Why midterms matter for gun rights

Why midterms matter for gun rights
(AP Photo/John Minchillo)

We’re less than a week away from the midterms. Early voting has already kicked off in a number of places. It’s time for people to step up and make their voices heard.

At least in theory.

However, a lot of people simply don’t vote in the midterms. They’re not interested in Senate or House races, much less local politics. They want to just wait until the next presidential cycle to worry about any of it.

With how toxic politics can be, I get it.

The problem is that the midterms matter, as NRA-ILA’s Jason Ouimet notes:

In August, a sprawling regulation took effect that fundamentally changes what counts as a regulated “firearm” under federal law. Certain firearm parts, parts kits and even unfinished receiver blanks will now be treated by the Bureau of Alcohol, Tobacco, Firearms and Explosives (ATF) as if they were operable guns, with all the bureaucracy and restrictions that implies.

The rule is as audacious as it is indecipherable in its details. ATF is vastly expanding its own law enforcement jurisdiction, simply by unilaterally redefining the main commodity it regulates.

There is one sure way to counter the runaway Biden administration’s executive overreach, however—elect pro-gun majorities to Congress.

Now, that might look like a simple plea for sanity. After all, a pro-gun Congress isn’t going to pass new gun control regulations. As it stands, the Senate has blocked most proposals, but we saw that it doesn’t take a lot of Republicans willing to sign on to negate filibuster.

The most shocking thing is it hasn’t happened more.

Yet it’s held firm. But we’ve still seen anti-gun moves from the Biden administration and there’s little reason to think Brandon is close to being finished.

That’s where a pro-gun majority comes into play.

A pro-gun House of Representatives does more than simply ensure any legislative proposal to restrict Second Amendment rights is DOA. It serves as a bulwark against the executive himself.

Members of the House also wield the power of the purse and can defund specific agency actions or cut entire agency budgets. The huge spending bills that Congress is required to pass to keep the government running originate in the House and have been used to block various firearm-registration schemes and to prevent ATF overreach. Indeed, the Obama administration’s brazen attempt to ban M855 ammunition ended in part because the pro-gun chairman of a key House appropriations subcommittee threatened to “step on [ATF’s] air hose.”

House committees can also hold hearings to expose executive abuse, something that would be extremely helpful to curb ATF’s current “zero tolerance” revocation policy for firearms dealers.


A pro-gun Congress means that the Biden administration would be extremely limited in what actions they could take. With a strong enough majority, they can even overturn executive orders by passing legislation overriding the president’s order, then overriding the inevitable veto.

That’s not realistic, mind you, but a theoretical possibility.

Yet as Ouimet argues, there’s still plenty they can do to restrain an out-of-control, anti-gun administration.

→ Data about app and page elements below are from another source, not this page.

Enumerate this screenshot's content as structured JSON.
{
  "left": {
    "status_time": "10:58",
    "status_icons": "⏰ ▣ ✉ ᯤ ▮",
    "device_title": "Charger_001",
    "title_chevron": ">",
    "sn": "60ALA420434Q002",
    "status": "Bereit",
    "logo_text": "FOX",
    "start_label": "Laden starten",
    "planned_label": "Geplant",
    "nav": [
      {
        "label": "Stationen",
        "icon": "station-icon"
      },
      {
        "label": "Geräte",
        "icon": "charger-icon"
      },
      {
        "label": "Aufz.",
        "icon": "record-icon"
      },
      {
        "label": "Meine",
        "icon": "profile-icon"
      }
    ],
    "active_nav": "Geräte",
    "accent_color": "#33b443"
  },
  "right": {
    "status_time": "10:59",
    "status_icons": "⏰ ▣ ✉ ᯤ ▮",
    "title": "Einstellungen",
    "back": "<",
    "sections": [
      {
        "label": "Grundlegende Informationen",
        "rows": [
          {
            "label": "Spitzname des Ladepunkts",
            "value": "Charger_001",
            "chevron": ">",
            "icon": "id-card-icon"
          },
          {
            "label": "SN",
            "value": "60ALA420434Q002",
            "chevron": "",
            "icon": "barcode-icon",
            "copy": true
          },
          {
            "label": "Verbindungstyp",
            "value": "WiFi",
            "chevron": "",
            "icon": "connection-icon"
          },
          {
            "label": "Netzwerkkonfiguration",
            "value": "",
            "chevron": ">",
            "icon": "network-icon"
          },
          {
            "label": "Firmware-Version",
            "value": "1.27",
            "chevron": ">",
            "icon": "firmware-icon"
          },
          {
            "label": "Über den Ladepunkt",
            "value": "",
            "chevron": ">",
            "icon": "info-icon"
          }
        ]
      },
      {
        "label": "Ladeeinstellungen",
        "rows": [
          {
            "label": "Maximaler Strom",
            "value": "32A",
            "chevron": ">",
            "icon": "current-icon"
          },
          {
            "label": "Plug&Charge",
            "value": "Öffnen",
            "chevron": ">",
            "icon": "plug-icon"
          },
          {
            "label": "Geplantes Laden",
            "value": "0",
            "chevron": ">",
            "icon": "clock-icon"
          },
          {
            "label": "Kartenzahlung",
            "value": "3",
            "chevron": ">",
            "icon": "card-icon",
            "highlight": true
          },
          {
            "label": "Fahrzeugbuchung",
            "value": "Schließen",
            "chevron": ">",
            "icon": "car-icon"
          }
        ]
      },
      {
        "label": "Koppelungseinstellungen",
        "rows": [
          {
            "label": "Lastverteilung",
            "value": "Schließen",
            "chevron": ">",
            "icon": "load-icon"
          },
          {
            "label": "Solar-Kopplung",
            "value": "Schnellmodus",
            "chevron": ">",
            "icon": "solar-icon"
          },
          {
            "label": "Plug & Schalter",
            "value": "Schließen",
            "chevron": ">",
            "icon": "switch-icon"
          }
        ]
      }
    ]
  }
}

That’s why the midterms, especially these midterms, matter.

With a solid majority, we can start to try and roll back the abuses the administration has heaped onto the Second Amendment and the American people. We can restrain the ATF and even do something about the FBI’s nonsense.

We can do something about this. We can start to shore up the defenses of the Second Amendment, to apply a tourniquet to stop the bleeding until better care can be administered. But that doesn’t matter if people ignore the midterms and just put their trust in the next presidential election.